As the centerpiece of a large scale solo show featuring large and small sculptures and works on canvas and paper, Arc was a collaborative weaving project in three phases. First I built a skeletal frame using plant material culled as part of an environmental rehabilitation project. Then I invited the public to weave sticks into the frame in whatever way they chose. Then I took the piece apart and put it back together in the configuration seen below. To see the whole project in all its phases click here.
THE WEAVING PROJECT 2019
This iteration of The Weaving Project was tailored to meet the needs of a "Night Garden" event at Descanso Gardens in La Canada Flintridge, CA in May 2019. Invasive Eucalyptus saplings were culled from the Garden's back lot, and members of the public were invited to create a woven sculpture using these and other sticks. Our approach was, "No instructions, no plan."
DURING: click on the image below to view a two-and-a-half minute long time lapse video
RANCHO LA PUERTA TECATE, MEXICO 2019
Over the course of three sessions, small groups used materials provided for them to create something with no direction or plan - an experiment in collaborative creativity. With a focus on process rather than product, the intention was to simply give free reign to intuition, and then to reflect on our individual and collective experiences.
SANDY ISLAND, NH 2014

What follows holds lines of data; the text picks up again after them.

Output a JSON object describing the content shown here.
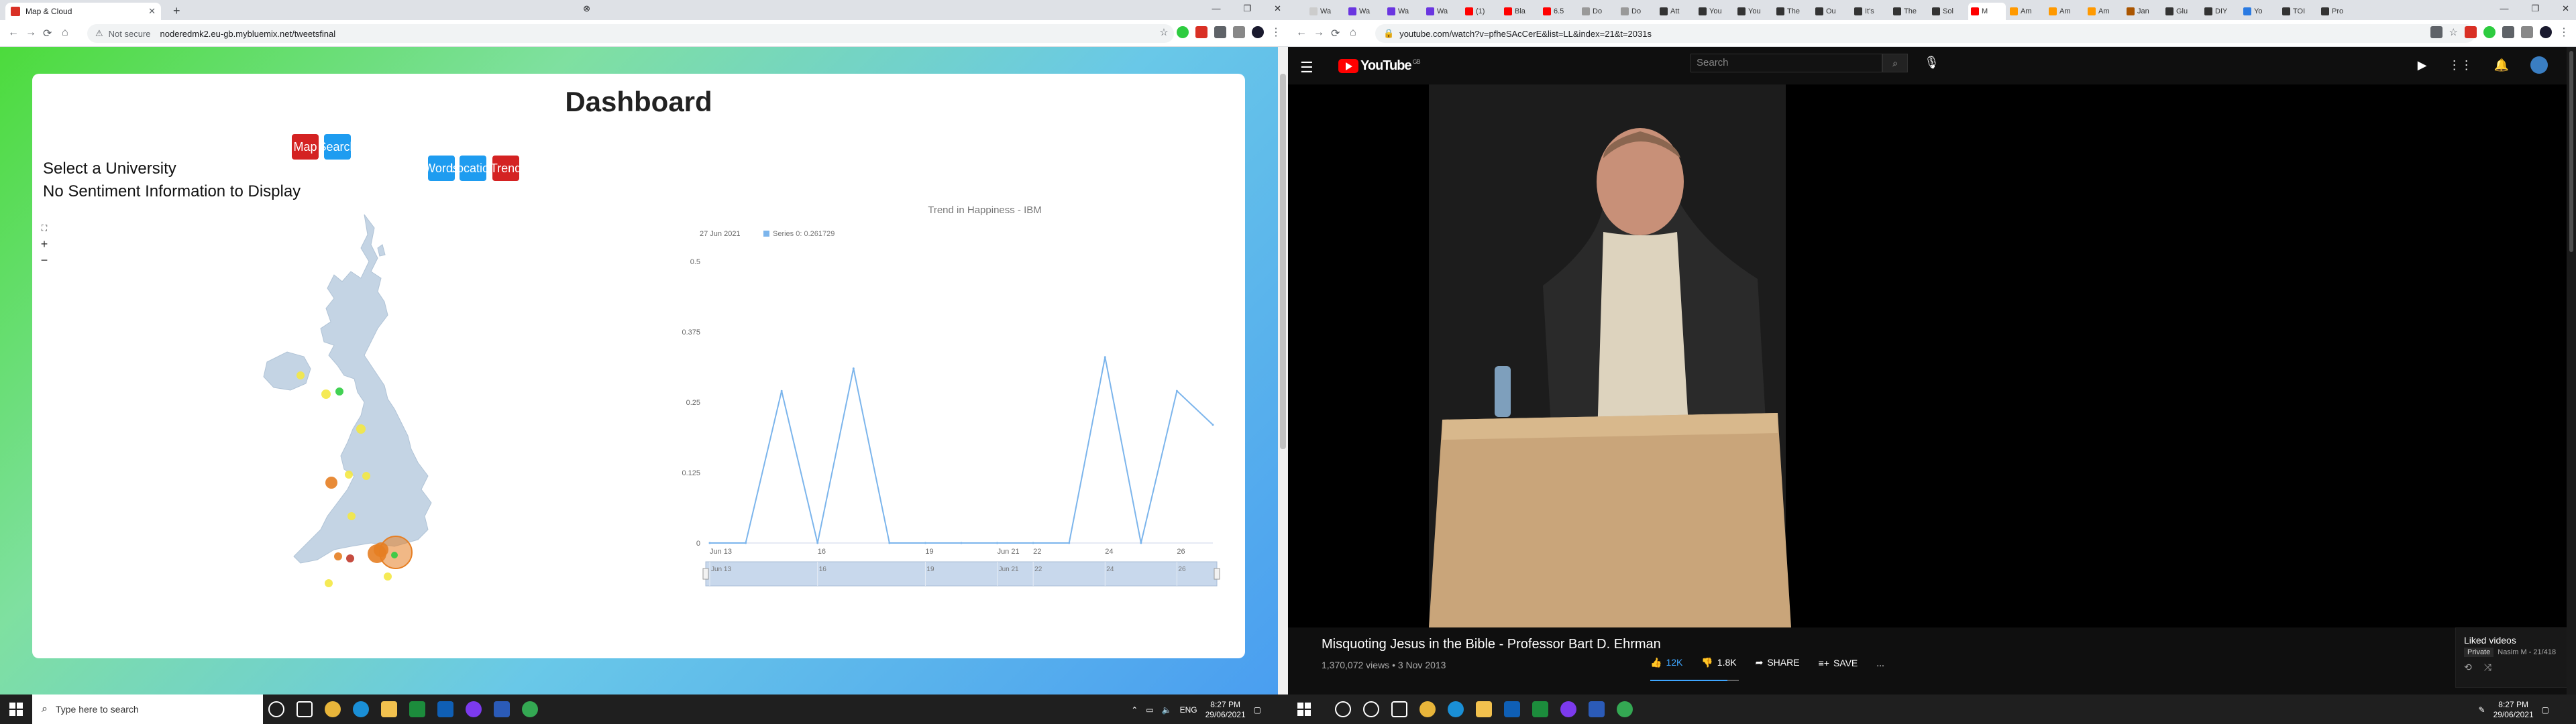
{
  "left": {
    "tab": {
      "title": "Map & Cloud",
      "favicon_color": "#d93025"
    },
    "url": {
      "security": "Not secure",
      "address": "noderedmk2.eu-gb.mybluemix.net/tweetsfinal"
    },
    "dashboard": {
      "title": "Dashboard",
      "nav_buttons": [
        {
          "label": "Map"
        },
        {
          "label": "Search"
        }
      ],
      "view_buttons": [
        {
          "label": "Words"
        },
        {
          "label": "Location"
        },
        {
          "label": "Trend"
        }
      ],
      "select_label": "Select a University",
      "sentiment_message": "No Sentiment Information to Display",
      "map_controls": {
        "fullscreen": "⛶",
        "zoom_in": "+",
        "zoom_out": "−"
      }
    }
  },
  "right": {
    "tabs": [
      {
        "label": "Wa",
        "color": "#cccccc"
      },
      {
        "label": "Wa",
        "color": "#6a35e0"
      },
      {
        "label": "Wa",
        "color": "#6a35e0"
      },
      {
        "label": "Wa",
        "color": "#6a35e0"
      },
      {
        "label": "(1)",
        "color": "#ff0000"
      },
      {
        "label": "Bla",
        "color": "#ff0000"
      },
      {
        "label": "6.5",
        "color": "#ff0000"
      },
      {
        "label": "Do",
        "color": "#999999"
      },
      {
        "label": "Do",
        "color": "#999999"
      },
      {
        "label": "Att",
        "color": "#333333"
      },
      {
        "label": "You",
        "color": "#333333"
      },
      {
        "label": "You",
        "color": "#333333"
      },
      {
        "label": "The",
        "color": "#333333"
      },
      {
        "label": "Ou",
        "color": "#333333"
      },
      {
        "label": "It's",
        "color": "#333333"
      },
      {
        "label": "The",
        "color": "#333333"
      },
      {
        "label": "Sol",
        "color": "#333333"
      },
      {
        "label": "M",
        "color": "#ff0000"
      },
      {
        "label": "Am",
        "color": "#ff9900"
      },
      {
        "label": "Am",
        "color": "#ff9900"
      },
      {
        "label": "Am",
        "color": "#ff9900"
      },
      {
        "label": "Jan",
        "color": "#aa5500"
      },
      {
        "label": "Glu",
        "color": "#333333"
      },
      {
        "label": "DIY",
        "color": "#333333"
      },
      {
        "label": "Yo",
        "color": "#2a7ae2"
      },
      {
        "label": "TOI",
        "color": "#333333"
      },
      {
        "label": "Pro",
        "color": "#333333"
      }
    ],
    "url": {
      "address": "youtube.com/watch?v=pfheSAcCerE&list=LL&index=21&t=2031s"
    },
    "youtube": {
      "logo": "YouTube",
      "country": "GB",
      "search_placeholder": "Search",
      "video_title": "Misquoting Jesus in the Bible - Professor Bart D. Ehrman",
      "meta": "1,370,072 views • 3 Nov 2013",
      "likes": "12K",
      "dislikes": "1.8K",
      "share": "SHARE",
      "save": "SAVE",
      "more": "...",
      "like_ratio": 0.87,
      "playlist": {
        "title": "Liked videos",
        "privacy": "Private",
        "owner": "Nasim M - 21/418"
      }
    }
  },
  "taskbar": {
    "search_placeholder": "Type here to search",
    "language": "ENG",
    "time": "8:27 PM",
    "date": "29/06/2021"
  },
  "chart_data": {
    "type": "line",
    "title": "Trend in Happiness - IBM",
    "tooltip": {
      "date": "27 Jun 2021",
      "text": "Series 0: 0.261729"
    },
    "x": [
      "Jun 13",
      "Jun 14",
      "Jun 15",
      "Jun 16",
      "Jun 17",
      "Jun 18",
      "Jun 19",
      "Jun 20",
      "Jun 21",
      "Jun 22",
      "Jun 23",
      "Jun 24",
      "Jun 25",
      "Jun 26",
      "Jun 27"
    ],
    "series": [
      {
        "values": [
          0,
          0,
          0.27,
          0,
          0.31,
          0,
          0,
          0,
          0,
          0,
          0,
          0.33,
          0,
          0.27,
          0.21
        ],
        "color": "#7cb5ec"
      }
    ],
    "x_tick_labels": [
      "Jun 13",
      "16",
      "19",
      "Jun 21",
      "22",
      "24",
      "26"
    ],
    "navigator_tick_labels": [
      "Jun 13",
      "16",
      "19",
      "Jun 21",
      "22",
      "24",
      "26"
    ],
    "y_ticks": [
      "0",
      "0.125",
      "0.25",
      "0.375",
      "0.5"
    ],
    "ylim": [
      0,
      0.5
    ]
  },
  "map_data": {
    "markers": [
      {
        "name": "north-west",
        "color": "#f4e842",
        "size": 6
      },
      {
        "name": "scotland-a",
        "color": "#f4e842",
        "size": 7
      },
      {
        "name": "scotland-b",
        "color": "#2ecc40",
        "size": 6
      },
      {
        "name": "northern-england",
        "color": "#f4e842",
        "size": 7
      },
      {
        "name": "midlands-a",
        "color": "#f4e842",
        "size": 6
      },
      {
        "name": "midlands-b",
        "color": "#e67e22",
        "size": 9
      },
      {
        "name": "midlands-c",
        "color": "#f4e842",
        "size": 6
      },
      {
        "name": "wales-a",
        "color": "#f4e842",
        "size": 6
      },
      {
        "name": "london-ring",
        "color": "#e67e22",
        "size": 24
      },
      {
        "name": "london-inner",
        "color": "#e67e22",
        "size": 14
      },
      {
        "name": "oxford",
        "color": "#e67e22",
        "size": 11
      },
      {
        "name": "london-centre",
        "color": "#2ecc40",
        "size": 5
      },
      {
        "name": "bristol-a",
        "color": "#e67e22",
        "size": 6
      },
      {
        "name": "bristol-b",
        "color": "#c0392b",
        "size": 6
      },
      {
        "name": "south-west",
        "color": "#f4e842",
        "size": 6
      },
      {
        "name": "south-coast",
        "color": "#f4e842",
        "size": 6
      }
    ]
  }
}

In August of 2014 I designed and ran an "Art In Nature" program at YMCA Camp Sandy Island, in New Hampshire. Working with people of all ages, one-on-one and in groups , guidelines were (1) to use only materials found in the local, natural surroundings; (2) to not negatively impact the natural environment; (3) sculptures would be discoverable - unobtrusive, but not too hard to find; and (4) sculptures would degrade in the elements in a matter of days, weeks, or months. Most sculptures were spurred by a simple sketch, and all were completed in less than three hours. Some sculptures were made with the intention of being burned. One sculpture particularly lent itself to nighttime photography (lit only by a single flashlight) and, later, some digital manipulation.